The APPG for Terminal Illness’s 2019 report found that delays in assessment after an application has been made, as well as long delays before a decision is made on their claim and waiting periods before payments are eventually made, were wholly inappropriate for terminally ill people with a limited time left to live[6].

 

While widening access to the Special Rules for Terminal Illness by allowing anybody who may die within a year to access fast-track support will reduce the impact of delays on terminally ill people, many people diagnosed with terminal conditions will still be unable to claim under the Special Rules and subject to long waiting periods.

 

In addition to offering people paper-based or remote assessments, the DWP should make greater use of evidence from health professionals or other organisations that work with terminally ill and other claimants, to reduce its reliance on formal assessments to determine a person’s condition or capability. This will reduce the assessment burden not only on claimants, but also on DWP assessors, allowing those assessments which do need to be conducted to take place more quickly.

 

Health assessments in the devolved administrations

 

15. The Scottish Government intends to introduce its own assessment process for the Adult Disability Payment, which will replace PIP in Scotland from 2022. What could DWP learn from the approach of the Scottish Government?

a. PIP started rolling out in Northern Ireland in 2016. Is there evidence that the Department learned from the experience of rolling out PIP in the rest of the UK?

 

There are examples of good practice in the devolved administrations which the DWP could learn from in its own approach to assessments. In particular, in Northern Ireland Capita – the contractor for PIP assessments in Northern Ireland – agreed to receive training from the Multiple Sclerosis Society on assessing claimants with multiple sclerosis. This included educating assessors on the condition, its symptoms and how these affect people, the impact that the condition can have on a person’s capabilities and how this relates to the activities and descriptors in PIP assessments.

 

The training was primarily delivered by people living with multiple sclerosis who had been through the PIP assessment process themselves and were therefore experts through experience. This is an innovative example of good practice in how government can work with people who have lived experience of the benefits system to improve the assessment process. A similar approach by the DWP in England and Wales, working with organisations and people with lived experience of conditions for which PIP is claimed – including terminal illnesses – would support the Department to better understand the lived experience of claimants and improve assessors’ understanding of the conditions that people claiming PIP are living with.

 

Policy development

 

16. How effectively does DWP work with stakeholders—including disabled people—to develop policy and monitor operational concerns about health-related benefits?

a. What steps could the Department take to improve its engagement with stakeholders?

 

Marie Curie has had extensive engagement with the DWP over the past several years in relation to our #Scrap6Months campaign to improve access to the Special Rules for Terminal Illness, as well as around the Health & Disability Green Paper and on other issues. The Department consults widely on developing policy and actively seeks views from stakeholders, including people with lived experience of the benefits system. Marie Curie has organised two virtual events over the last year for terminally ill people with lived experience of the benefits system to share their experiences with DWP officials and the Minister for Disabled People, Welfare & Work.

 

 

December 2021
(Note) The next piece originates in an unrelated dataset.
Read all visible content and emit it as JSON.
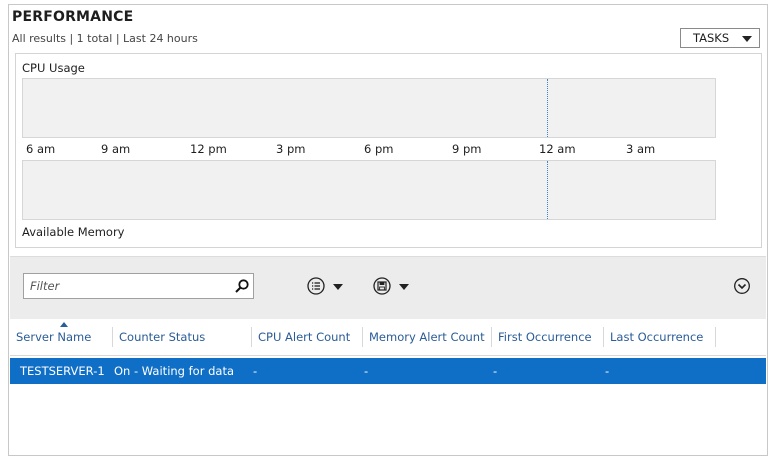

[1] APPG for Terminal Illness (2019). Six months to live? Report of the All-Party Parliamentary Group for Terminal Illness inquiry into the legal definition of terminal illness.

[2] Ibid.

[3] HC Deb 30 April 2019, vol 659, WA 245707

[4] Marie Curie. DWP failures mean dying people are rejected for vital support. June 2021.

[5] APPG for Terminal Illness (2019). Six months to live? Report of the All-Party Parliamentary Group for Terminal Illness inquiry into the legal definition of terminal illness.

[6] Ibid.